'''

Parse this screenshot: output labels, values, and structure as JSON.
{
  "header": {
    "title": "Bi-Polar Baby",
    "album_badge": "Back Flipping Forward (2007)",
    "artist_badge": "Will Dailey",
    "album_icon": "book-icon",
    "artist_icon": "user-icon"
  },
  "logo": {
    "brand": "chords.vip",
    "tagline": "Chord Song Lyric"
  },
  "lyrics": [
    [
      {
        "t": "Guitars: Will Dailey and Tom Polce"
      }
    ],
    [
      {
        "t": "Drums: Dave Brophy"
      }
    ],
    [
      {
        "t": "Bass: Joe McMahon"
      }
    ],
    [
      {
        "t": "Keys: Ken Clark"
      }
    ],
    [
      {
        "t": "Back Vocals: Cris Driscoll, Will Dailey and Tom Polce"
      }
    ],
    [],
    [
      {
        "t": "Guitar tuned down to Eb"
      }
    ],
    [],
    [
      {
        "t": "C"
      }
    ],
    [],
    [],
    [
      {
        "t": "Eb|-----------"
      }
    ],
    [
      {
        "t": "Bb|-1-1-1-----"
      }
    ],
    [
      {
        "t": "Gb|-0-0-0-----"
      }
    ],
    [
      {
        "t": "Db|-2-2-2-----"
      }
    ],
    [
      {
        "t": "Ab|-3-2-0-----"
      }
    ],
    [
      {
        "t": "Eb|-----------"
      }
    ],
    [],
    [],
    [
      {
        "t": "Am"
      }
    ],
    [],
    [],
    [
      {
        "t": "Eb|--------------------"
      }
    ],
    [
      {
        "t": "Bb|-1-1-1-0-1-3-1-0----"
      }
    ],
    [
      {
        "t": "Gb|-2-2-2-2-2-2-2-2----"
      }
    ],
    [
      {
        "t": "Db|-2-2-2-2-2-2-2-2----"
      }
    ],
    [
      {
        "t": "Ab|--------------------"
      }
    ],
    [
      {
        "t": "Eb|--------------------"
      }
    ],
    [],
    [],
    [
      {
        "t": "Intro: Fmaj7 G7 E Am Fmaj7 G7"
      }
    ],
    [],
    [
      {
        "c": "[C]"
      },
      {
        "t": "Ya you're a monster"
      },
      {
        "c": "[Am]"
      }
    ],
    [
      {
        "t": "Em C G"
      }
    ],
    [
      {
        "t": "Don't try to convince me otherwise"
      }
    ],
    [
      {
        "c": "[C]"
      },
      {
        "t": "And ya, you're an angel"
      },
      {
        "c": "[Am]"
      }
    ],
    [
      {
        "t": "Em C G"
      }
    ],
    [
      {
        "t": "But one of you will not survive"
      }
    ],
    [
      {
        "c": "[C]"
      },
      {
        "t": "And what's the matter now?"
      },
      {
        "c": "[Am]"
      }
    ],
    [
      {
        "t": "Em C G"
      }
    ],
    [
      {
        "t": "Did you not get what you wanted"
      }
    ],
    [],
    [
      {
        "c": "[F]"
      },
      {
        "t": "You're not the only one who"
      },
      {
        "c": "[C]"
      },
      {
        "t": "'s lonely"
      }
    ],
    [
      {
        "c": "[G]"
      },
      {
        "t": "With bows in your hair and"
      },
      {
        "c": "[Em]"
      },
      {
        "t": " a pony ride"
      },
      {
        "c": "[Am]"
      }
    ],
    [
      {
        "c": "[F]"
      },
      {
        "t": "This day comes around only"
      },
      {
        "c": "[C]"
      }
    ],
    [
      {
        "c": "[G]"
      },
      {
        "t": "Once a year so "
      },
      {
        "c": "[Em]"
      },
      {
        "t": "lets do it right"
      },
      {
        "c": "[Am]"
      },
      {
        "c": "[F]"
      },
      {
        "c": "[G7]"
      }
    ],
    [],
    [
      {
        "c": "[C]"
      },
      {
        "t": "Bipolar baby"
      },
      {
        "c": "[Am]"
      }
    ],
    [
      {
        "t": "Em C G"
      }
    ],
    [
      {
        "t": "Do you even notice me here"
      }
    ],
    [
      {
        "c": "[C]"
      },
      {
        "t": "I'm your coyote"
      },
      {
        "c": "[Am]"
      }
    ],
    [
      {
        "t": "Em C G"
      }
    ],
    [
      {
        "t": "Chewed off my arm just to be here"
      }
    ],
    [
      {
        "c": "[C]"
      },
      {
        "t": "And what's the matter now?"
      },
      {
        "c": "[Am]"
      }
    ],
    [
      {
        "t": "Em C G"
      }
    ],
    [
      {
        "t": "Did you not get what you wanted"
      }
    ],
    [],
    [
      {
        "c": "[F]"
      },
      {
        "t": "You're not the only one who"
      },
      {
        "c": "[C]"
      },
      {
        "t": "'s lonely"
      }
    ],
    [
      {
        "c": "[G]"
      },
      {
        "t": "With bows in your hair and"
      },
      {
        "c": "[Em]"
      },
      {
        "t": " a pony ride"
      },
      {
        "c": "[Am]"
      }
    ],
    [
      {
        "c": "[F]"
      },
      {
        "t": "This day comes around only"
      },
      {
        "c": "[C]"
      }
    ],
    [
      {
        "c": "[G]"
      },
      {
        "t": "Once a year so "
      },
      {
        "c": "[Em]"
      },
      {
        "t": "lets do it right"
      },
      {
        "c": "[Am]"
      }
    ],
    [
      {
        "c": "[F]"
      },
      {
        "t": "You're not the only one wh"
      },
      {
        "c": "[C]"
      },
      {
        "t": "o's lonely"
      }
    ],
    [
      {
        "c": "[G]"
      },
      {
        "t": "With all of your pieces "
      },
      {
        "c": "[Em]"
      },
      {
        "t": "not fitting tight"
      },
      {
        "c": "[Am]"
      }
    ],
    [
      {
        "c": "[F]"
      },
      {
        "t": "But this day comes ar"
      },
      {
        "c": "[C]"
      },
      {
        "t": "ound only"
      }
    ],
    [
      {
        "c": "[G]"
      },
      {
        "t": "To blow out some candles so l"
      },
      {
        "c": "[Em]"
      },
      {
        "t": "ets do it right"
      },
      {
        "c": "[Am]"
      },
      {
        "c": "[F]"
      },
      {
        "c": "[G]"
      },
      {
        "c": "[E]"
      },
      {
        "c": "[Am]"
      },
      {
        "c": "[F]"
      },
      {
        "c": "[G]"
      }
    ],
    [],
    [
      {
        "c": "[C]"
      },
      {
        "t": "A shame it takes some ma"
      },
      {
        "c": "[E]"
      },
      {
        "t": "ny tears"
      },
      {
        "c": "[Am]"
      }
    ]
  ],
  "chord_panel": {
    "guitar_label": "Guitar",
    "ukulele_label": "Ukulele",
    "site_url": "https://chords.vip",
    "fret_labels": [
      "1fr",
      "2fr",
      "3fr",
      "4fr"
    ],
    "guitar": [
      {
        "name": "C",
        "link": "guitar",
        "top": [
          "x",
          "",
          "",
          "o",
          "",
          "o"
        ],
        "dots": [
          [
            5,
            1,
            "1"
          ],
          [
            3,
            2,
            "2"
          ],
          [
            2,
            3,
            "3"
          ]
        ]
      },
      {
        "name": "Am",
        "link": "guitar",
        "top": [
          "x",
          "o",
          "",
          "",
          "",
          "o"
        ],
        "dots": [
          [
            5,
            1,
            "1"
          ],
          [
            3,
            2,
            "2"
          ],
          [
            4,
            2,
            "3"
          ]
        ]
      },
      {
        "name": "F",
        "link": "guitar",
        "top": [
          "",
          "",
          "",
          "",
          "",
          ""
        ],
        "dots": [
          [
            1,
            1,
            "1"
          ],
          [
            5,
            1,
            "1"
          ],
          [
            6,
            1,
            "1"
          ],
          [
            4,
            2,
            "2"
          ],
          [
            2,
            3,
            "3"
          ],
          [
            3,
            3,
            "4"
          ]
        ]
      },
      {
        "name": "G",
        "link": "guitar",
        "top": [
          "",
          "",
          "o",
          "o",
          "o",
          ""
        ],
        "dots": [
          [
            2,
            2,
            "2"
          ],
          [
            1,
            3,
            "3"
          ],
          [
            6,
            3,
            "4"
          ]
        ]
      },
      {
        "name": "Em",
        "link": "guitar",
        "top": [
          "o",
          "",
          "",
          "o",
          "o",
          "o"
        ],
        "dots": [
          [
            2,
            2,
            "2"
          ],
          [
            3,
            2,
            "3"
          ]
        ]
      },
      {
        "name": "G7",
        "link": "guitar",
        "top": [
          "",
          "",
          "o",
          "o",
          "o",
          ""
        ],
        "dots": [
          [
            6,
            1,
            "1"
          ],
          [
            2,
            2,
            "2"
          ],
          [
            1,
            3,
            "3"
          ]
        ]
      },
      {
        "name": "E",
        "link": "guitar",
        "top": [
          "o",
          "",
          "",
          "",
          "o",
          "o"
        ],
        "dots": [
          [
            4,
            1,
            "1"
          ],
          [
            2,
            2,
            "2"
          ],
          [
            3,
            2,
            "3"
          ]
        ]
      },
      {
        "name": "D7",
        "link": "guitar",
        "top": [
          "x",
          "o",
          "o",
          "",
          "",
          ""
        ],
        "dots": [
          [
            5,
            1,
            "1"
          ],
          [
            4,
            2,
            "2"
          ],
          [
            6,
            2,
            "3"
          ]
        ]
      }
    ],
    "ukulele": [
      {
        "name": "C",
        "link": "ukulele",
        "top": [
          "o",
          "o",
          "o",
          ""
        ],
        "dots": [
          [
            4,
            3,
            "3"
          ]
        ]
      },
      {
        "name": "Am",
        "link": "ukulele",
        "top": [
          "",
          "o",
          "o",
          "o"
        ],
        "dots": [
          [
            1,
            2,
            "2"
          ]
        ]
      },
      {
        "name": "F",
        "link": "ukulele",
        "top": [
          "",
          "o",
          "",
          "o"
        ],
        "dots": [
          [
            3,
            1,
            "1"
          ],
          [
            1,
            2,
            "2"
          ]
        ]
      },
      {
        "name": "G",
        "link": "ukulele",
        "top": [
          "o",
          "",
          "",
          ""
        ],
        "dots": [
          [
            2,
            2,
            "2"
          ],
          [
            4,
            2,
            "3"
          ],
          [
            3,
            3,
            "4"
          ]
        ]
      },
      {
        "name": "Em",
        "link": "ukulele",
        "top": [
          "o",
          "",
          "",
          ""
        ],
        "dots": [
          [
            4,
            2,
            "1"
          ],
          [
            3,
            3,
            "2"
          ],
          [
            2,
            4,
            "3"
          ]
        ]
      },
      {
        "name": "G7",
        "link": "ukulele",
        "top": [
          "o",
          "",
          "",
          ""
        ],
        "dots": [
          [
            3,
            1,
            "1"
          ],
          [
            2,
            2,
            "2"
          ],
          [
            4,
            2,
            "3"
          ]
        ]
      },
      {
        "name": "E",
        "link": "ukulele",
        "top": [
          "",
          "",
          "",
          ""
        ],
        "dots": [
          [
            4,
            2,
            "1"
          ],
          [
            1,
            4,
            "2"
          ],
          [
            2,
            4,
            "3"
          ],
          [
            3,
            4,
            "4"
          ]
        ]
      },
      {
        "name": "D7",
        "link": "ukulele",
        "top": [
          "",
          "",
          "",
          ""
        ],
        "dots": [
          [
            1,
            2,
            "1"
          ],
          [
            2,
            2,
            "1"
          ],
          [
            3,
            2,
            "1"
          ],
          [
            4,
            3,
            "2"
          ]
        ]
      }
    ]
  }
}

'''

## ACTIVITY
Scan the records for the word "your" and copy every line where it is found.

## FINISHED TASK
        "t": "With bows in your hair and"
        "t": "I'm your coyote"
        "t": "With bows in your hair and"
        "t": "With all of your pieces "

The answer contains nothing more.